Question 1. According to Jewish law, how much tzedakah must one give?
25% of one's income
3% of one's income
However much money will feed a family for a week
There are no set requirements, just guidelines
Question 2. According to the “Ladder of Tzedakah,” what is the highest level of tzedakah?
Giving a poor person some money
Giving a poor person an interest-free loan to become independent of charity
Teaching a person some Torah
Teaching a person about peaceful coexistence
Question 3. Tithing is known in Hebrew as
Question 4. Which of the following is an example of tzedakah in biblical law?
Lighting Shabbat candles
Not eating pork
Putting no other god before God
Leaving the corners of one’s field unharvested
Question 5. True or Fale: "What is mine is mine and what is yours is yours," is a good attitude toward wealth in Jewish tradition.
Question 6. According to a rabbinic teaching, when a beggar stands before you asking for money
You should ignore him
You should cover your eyes
You should know God's presence is with him
You should know that God has abandoned him
Question 7. According to the Torah, if a farmer or his workers missed a section of the field during harvesting
He cannot go back and pick it
He must go back and pick it
He must go back and pick it and then bring it to the poor
He must go back and pick it and store it up for the future
Question 8. How does the Talmud respond to someone who says, “I give this coin to the poor so that my sick child may recover?”
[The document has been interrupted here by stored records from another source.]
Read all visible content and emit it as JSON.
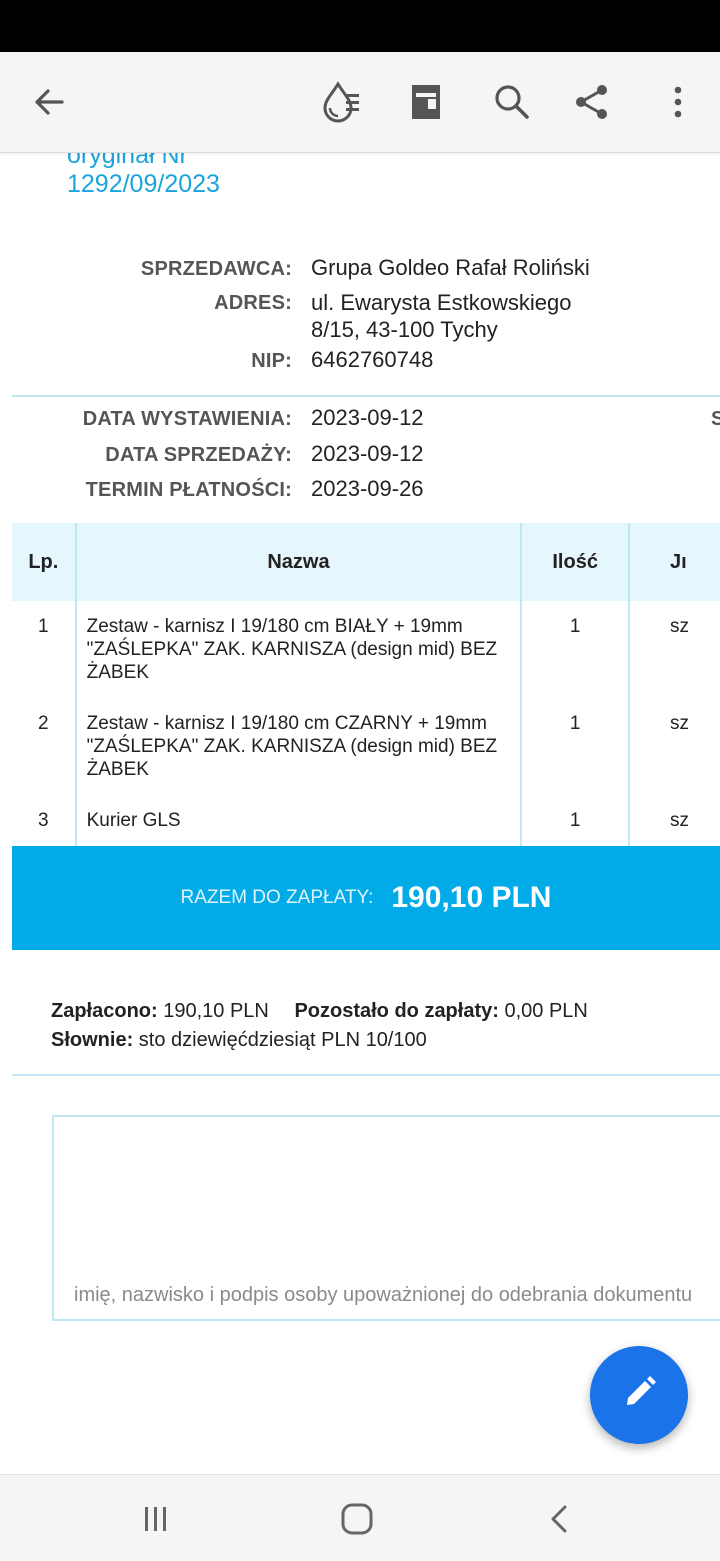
{
  "toolbar": {
    "icons": [
      "back-arrow-icon",
      "watermark-icon",
      "layout-icon",
      "search-icon",
      "share-icon",
      "more-vert-icon"
    ]
  },
  "document": {
    "number_prefix": "oryginał Nr",
    "number": "1292/09/2023",
    "seller": {
      "seller_label": "SPRZEDAWCA:",
      "seller_value": "Grupa Goldeo Rafał Roliński",
      "address_label": "ADRES:",
      "address_line1": "ul. Ewarysta Estkowskiego",
      "address_line2": "8/15, 43-100 Tychy",
      "nip_label": "NIP:",
      "nip_value": "6462760748"
    },
    "dates": {
      "issue_label": "DATA WYSTAWIENIA:",
      "issue_value": "2023-09-12",
      "sale_label": "DATA SPRZEDAŻY:",
      "sale_value": "2023-09-12",
      "due_label": "TERMIN PŁATNOŚCI:",
      "due_value": "2023-09-26",
      "clipped_right_char": "S"
    },
    "table": {
      "headers": [
        "Lp.",
        "Nazwa",
        "Ilość",
        "Jı"
      ],
      "rows": [
        {
          "lp": "1",
          "name": "Zestaw - karnisz I 19/180 cm BIAŁY + 19mm \"ZAŚLEPKA\" ZAK. KARNISZA (design mid) BEZ ŻABEK",
          "qty": "1",
          "unit": "sz"
        },
        {
          "lp": "2",
          "name": "Zestaw - karnisz I 19/180 cm CZARNY + 19mm \"ZAŚLEPKA\" ZAK. KARNISZA (design mid) BEZ ŻABEK",
          "qty": "1",
          "unit": "sz"
        },
        {
          "lp": "3",
          "name": "Kurier GLS",
          "qty": "1",
          "unit": "sz"
        }
      ]
    },
    "total": {
      "label": "RAZEM DO ZAPŁATY:",
      "value": "190,10 PLN"
    },
    "summary": {
      "paid_label": "Zapłacono:",
      "paid_value": "190,10 PLN",
      "remaining_label": "Pozostało do zapłaty:",
      "remaining_value": "0,00 PLN",
      "words_label": "Słownie:",
      "words_value": "sto dziewięćdziesiąt PLN 10/100"
    },
    "signature_caption": "imię, nazwisko i podpis osoby upoważnionej do odebrania dokumentu"
  },
  "colors": {
    "accent": "#00abe8",
    "doc_number": "#1ba3dc",
    "table_header_bg": "#e6f6fd",
    "border": "#bfe7f4",
    "fab": "#1a73e8"
  }
}
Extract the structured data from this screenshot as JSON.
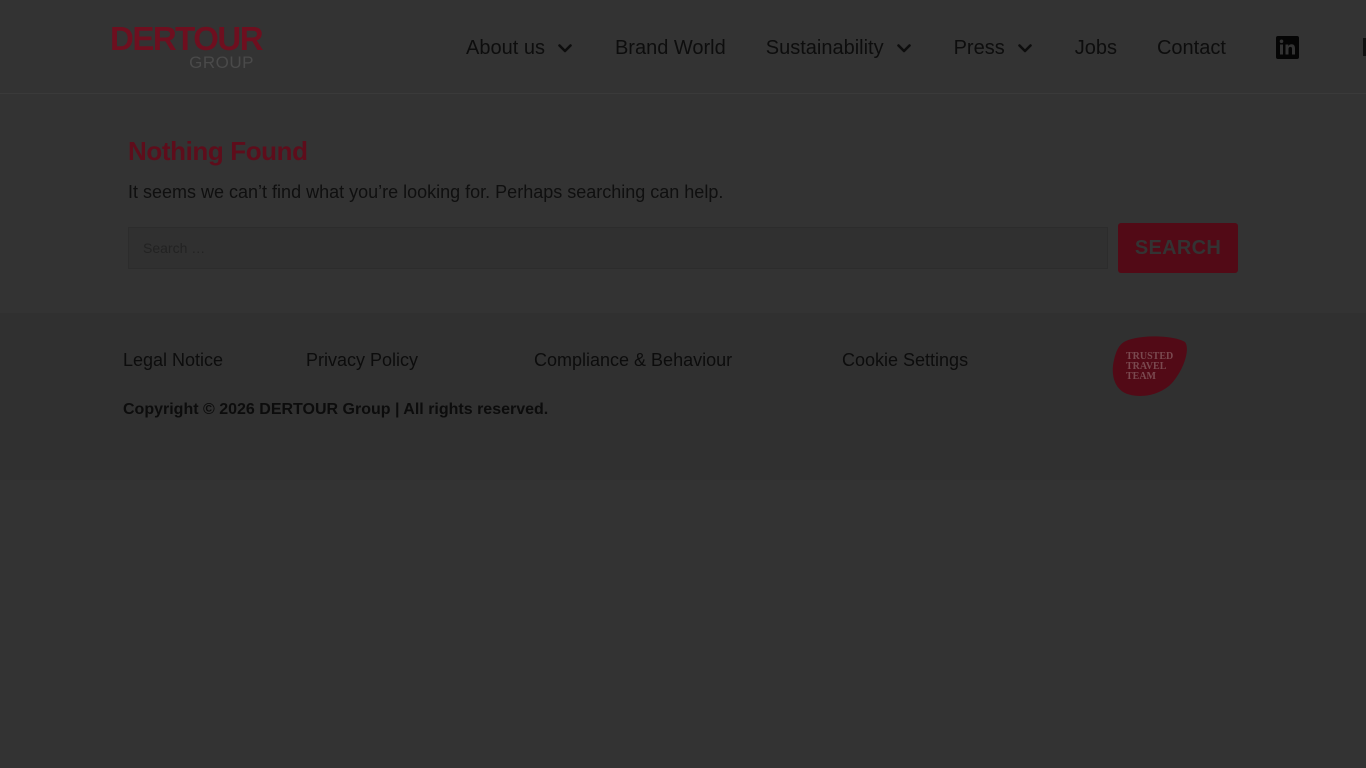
{
  "header": {
    "logo": {
      "main": "DERTOUR",
      "sub": "GROUP"
    },
    "nav": [
      {
        "label": "About us",
        "has_dropdown": true
      },
      {
        "label": "Brand World",
        "has_dropdown": false
      },
      {
        "label": "Sustainability",
        "has_dropdown": true
      },
      {
        "label": "Press",
        "has_dropdown": true
      },
      {
        "label": "Jobs",
        "has_dropdown": false
      },
      {
        "label": "Contact",
        "has_dropdown": false
      }
    ],
    "social_icon": "linkedin-icon"
  },
  "main": {
    "title": "Nothing Found",
    "lead": "It seems we can’t find what you’re looking for. Perhaps searching can help.",
    "search": {
      "placeholder": "Search …",
      "value": "",
      "button_label": "SEARCH"
    }
  },
  "footer": {
    "links": [
      "Legal Notice",
      "Privacy Policy",
      "Compliance & Behaviour",
      "Cookie Settings"
    ],
    "copyright": "Copyright © 2026 DERTOUR Group | All rights reserved.",
    "badge": {
      "lines": [
        "TRUSTED",
        "TRAVEL",
        "TEAM"
      ]
    }
  },
  "colors": {
    "overlay_background": "#333333",
    "brand_red": "#6e0f1f",
    "button_red": "#520a16",
    "text_dark": "#0d0d0d"
  }
}
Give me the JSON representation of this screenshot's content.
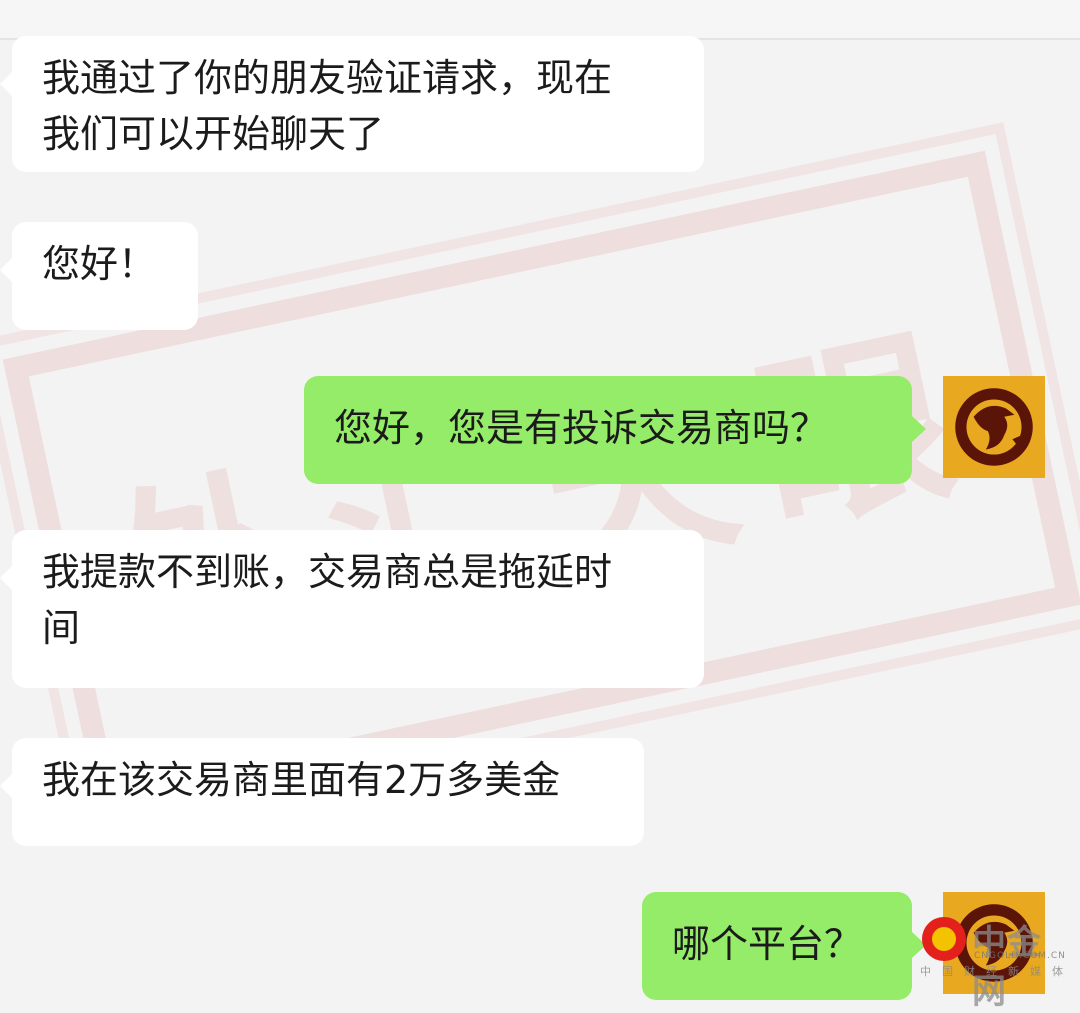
{
  "chat": {
    "messages": [
      {
        "side": "in",
        "text": "我通过了你的朋友验证请求，现在\n我们可以开始聊天了"
      },
      {
        "side": "in",
        "text": "您好！"
      },
      {
        "side": "out",
        "text": "您好，您是有投诉交易商吗？"
      },
      {
        "side": "in",
        "text": "我提款不到账，交易商总是拖延时\n间"
      },
      {
        "side": "in",
        "text": "我在该交易商里面有2万多美金"
      },
      {
        "side": "out",
        "text": "哪个平台？"
      }
    ]
  },
  "avatar": {
    "icon": "eagle-logo-icon",
    "background": "#e8a820",
    "foreground": "#5a1408"
  },
  "stamp": {
    "text": "外汇天眼",
    "color": "#d76464"
  },
  "watermark": {
    "name": "中金网",
    "url": "CNGOLD.COM.CN",
    "sub": "中国财经新媒体"
  },
  "colors": {
    "incoming_bubble": "#ffffff",
    "outgoing_bubble": "#95ec69",
    "background": "#f3f3f3"
  }
}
There is nothing wrong with this, even if it’s not the ideal
This person is worse than a thief
This person is giving charity at the highest level
What this person gives cannot be considered charity
Question 9. According to Maimonides' Ladder of Tzedakah, what is the lowest level of giving charity?
One who gives anonymously
One who gives less than what is fitting
One who gives unwillingly
One who gives before the poor asks for it
Question 10. Who composed the famous “Ladder of Tzedakah” which prioritizes the best forms of charity?
Rabbi Moses Feinstein